“Didn’t you watch any of the telly this afternoon?” James asked. “They were confused as hell, half the House of Commons and Lords were already lobotomised by this thing - not that we could tell for most of them - COBRA was going to be called. I know they talked about people staying off the streets - and you know as well as I that’s just to make their lives easier and to cut down on looting. They even started to talk about putting dead outside in the streets for collection. My arse! They don’t even seem to know that to touch them is to end up the same way. You can stay here on your lonesome if that’s your bag, but I’m off. I have a pregnant girlfriend to get back to. You should do the same, get the hell out of here. Go somewhere you’re loved.”

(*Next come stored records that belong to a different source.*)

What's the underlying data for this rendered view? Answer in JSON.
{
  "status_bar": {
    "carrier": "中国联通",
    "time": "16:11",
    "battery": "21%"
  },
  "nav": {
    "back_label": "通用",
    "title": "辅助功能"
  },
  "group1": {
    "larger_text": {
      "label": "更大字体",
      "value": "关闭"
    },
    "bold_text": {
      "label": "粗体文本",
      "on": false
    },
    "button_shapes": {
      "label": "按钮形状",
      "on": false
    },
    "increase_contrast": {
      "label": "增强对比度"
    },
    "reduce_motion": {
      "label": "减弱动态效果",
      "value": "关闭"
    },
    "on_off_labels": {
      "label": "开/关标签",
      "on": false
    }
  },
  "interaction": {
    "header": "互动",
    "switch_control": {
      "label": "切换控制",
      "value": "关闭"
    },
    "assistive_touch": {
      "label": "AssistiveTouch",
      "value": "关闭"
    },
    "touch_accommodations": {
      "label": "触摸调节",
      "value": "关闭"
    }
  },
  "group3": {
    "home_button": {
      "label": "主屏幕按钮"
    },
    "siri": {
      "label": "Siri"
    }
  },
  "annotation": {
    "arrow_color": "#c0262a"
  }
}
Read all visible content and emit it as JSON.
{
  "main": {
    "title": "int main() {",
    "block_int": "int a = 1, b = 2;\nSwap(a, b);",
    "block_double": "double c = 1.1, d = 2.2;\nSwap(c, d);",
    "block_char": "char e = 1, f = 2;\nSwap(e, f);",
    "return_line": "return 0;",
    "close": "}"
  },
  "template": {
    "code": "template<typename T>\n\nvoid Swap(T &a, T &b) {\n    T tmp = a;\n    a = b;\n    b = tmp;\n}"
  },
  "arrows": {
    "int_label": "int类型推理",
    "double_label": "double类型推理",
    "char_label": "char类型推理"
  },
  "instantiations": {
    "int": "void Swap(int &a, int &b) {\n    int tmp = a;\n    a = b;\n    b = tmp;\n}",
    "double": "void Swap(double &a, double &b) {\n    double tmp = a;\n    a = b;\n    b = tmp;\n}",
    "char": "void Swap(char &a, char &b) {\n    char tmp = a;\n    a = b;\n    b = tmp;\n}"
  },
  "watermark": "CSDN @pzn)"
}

The supervisor dropped his head until it rested on his many chins. He looked scared to death at the idea of going outside.
Deep down James was a decent person. His resolve was quickly weakening until he finally relented.
“Do you have someone you can go to?” he asked, immediately regretting his weakness.
“No, I live on my own,” George admitted. “It’s the best thing in the world,” he added a little too quickly, his voice breaking a little. “I like being a free agent.”
“Sure,” James replied, doing his best to keep scepticism out of his voice. “Okay, you can come with me if you like. It might actually be better if we travel together for a while, you know, help each other out.”
George’s eyes lit up in hope.
“That’d be great, James.” It was the first time James had ever heard his first name used by this man.
“Okay then, let’s get the building closed down. You never know, it might just be a good place to come back to,” James acceded.
“Let’s stick together,” George added. “It’s more efficient that way.”
“Of course it is,” James agreed, all the while thinking it was also good to have someone who moved more slowly than he did under these circumstances. He’d watched The Walking Dead.